    As for the Twit stuff, I may just be over sensitized after the Scoles thing. I’ve been quite supportive of both sites, linking articles, recommending them, trying to bring a wide variety of information sources to my primary audience, most of whom never heard of fantasy baseball or OBP.

  • Kevin Scobee

     @jim fetterolf  @michael.allen.engel an issue I have with Quintero is that he’s excused for being “good enough”. I’m tired of “good enough” stop-gaps. I’d like to have guys that are actually good for a change. 
     
    I know that it’s hard for catcher to be that position because it’s so hard to fill anyway, especially when your starter and original backup go down, but still. 

  • Kevin Scobee

     @jim fetterolf well then we’re both being over sensitive, and I owe you an apology. I’m sorry.

  • jim fetterolf

     @Kevin Scobee  @michael.allen.engel The alternative was Cody Clark, whom I preferred because he knew the pitchers and had paid his dues. Everybody wishes we could have gotten Matt Wieters off the waiver wire, but that didn’t happen. The Royals wanted a catcher quick to try to give him familiarity with the staff and Q is what GMDM could get at that moment. Losing both the team’s 1st and 3rd catcher right together a few weeks before the season is an unpredictable event and even harder for the Royals in that C is something of a systemic weakness and may be for years to come, keep hearing that Cam Galleger(sp?) looks like a future 1st baseman and Julius Rodruiquz at Springdale is the closest hope after Pina.

  • jim fetterolf

     @Kevin Scobee And I owe you one, I probably over reacted. I never intended to libel you folks in the same breath as disparaging remarks meant somewhat humorously for Judging the Royals long-time frenemies. Let’s just forget it.

  • Kevin Scobee

     @jim fetterolf  @michael.allen.engel is Gallagher the 2nd rounder from last year? I thought the main reason everyone was exited for him was because of his catching ability? That sucks.

  • michael.allen.engel

     @jim fetterolf  @Kevin Scobee I prefer Pena, who I don’t think gets enough credit for what he can do as a defensive catcher and can hit some, but I think the Royals will keep Quintero, if nothing else so they have something to cling to after that trade. 

  • michael.allen.engel

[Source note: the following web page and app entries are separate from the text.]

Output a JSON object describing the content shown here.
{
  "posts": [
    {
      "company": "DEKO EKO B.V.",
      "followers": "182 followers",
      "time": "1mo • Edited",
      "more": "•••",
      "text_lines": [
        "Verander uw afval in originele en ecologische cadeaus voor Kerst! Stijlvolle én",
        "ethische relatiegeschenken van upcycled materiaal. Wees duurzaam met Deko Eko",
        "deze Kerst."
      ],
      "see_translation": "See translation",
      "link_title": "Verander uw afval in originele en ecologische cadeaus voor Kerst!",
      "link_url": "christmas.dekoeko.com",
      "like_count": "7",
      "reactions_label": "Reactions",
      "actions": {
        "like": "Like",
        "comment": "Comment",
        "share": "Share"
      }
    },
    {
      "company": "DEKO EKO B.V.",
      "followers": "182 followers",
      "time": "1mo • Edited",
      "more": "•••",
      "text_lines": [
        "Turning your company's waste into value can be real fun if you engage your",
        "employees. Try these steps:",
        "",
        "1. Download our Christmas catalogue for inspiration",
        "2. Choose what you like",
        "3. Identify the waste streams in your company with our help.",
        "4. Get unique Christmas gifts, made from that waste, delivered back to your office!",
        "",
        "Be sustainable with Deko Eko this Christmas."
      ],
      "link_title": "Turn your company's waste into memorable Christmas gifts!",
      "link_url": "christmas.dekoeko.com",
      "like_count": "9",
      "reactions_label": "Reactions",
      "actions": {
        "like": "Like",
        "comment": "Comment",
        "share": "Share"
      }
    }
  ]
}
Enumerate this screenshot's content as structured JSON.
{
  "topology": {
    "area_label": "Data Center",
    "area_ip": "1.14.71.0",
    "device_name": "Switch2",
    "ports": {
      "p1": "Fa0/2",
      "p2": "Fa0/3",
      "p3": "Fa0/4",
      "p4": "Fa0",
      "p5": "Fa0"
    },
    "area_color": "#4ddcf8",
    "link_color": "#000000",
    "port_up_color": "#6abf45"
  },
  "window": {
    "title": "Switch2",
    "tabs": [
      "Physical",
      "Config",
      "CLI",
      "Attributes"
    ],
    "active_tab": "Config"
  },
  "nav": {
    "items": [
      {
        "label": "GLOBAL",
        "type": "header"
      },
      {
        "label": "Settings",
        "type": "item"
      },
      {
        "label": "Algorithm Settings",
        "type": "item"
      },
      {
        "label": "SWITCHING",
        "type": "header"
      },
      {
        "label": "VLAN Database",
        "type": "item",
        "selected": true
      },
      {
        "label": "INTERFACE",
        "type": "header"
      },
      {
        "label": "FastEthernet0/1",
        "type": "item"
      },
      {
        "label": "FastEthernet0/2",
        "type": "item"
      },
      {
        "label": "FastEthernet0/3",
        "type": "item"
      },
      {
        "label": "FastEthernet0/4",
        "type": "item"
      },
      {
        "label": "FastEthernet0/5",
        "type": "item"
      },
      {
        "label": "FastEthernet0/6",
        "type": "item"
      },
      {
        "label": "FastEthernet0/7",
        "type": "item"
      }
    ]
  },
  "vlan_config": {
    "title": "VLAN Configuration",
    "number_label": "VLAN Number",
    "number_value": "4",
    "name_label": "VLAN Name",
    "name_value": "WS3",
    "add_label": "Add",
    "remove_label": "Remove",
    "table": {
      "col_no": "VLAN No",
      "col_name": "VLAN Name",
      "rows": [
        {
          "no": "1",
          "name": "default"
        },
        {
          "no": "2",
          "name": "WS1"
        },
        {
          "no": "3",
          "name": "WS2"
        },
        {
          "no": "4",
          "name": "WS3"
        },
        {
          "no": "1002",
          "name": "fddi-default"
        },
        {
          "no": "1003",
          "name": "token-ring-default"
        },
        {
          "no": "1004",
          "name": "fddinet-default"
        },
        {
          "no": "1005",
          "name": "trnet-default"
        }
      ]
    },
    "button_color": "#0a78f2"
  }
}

     @Kevin Scobee  @jim fetterolf Yeah Gallagher is gonna catch for now, but there are suspicions of his ability to stay back there. He has some upside as a hitter too, so it may be one of those deals where he’d have to be great behind the plate to keep his bat out of the lineup more frequently as a catcher than at first or the OF or what have you. 

  • jim fetterolf

     @michael.allen.engel  @Kevin Scobee Amongst the old-school types, Pena is preferred; switch-hitter, much improved defender, good organizational guy who wants to be here. I assume GMDM is trying to swing a trade for anything that moves for Q, along with Yuni, Sanchez, maybe Mijares, and will entertain offers for Broxton, with a few minor leaguers including David Lough, Clint Robinson, perhaps Giavotella, and Tony Abreu in the mix.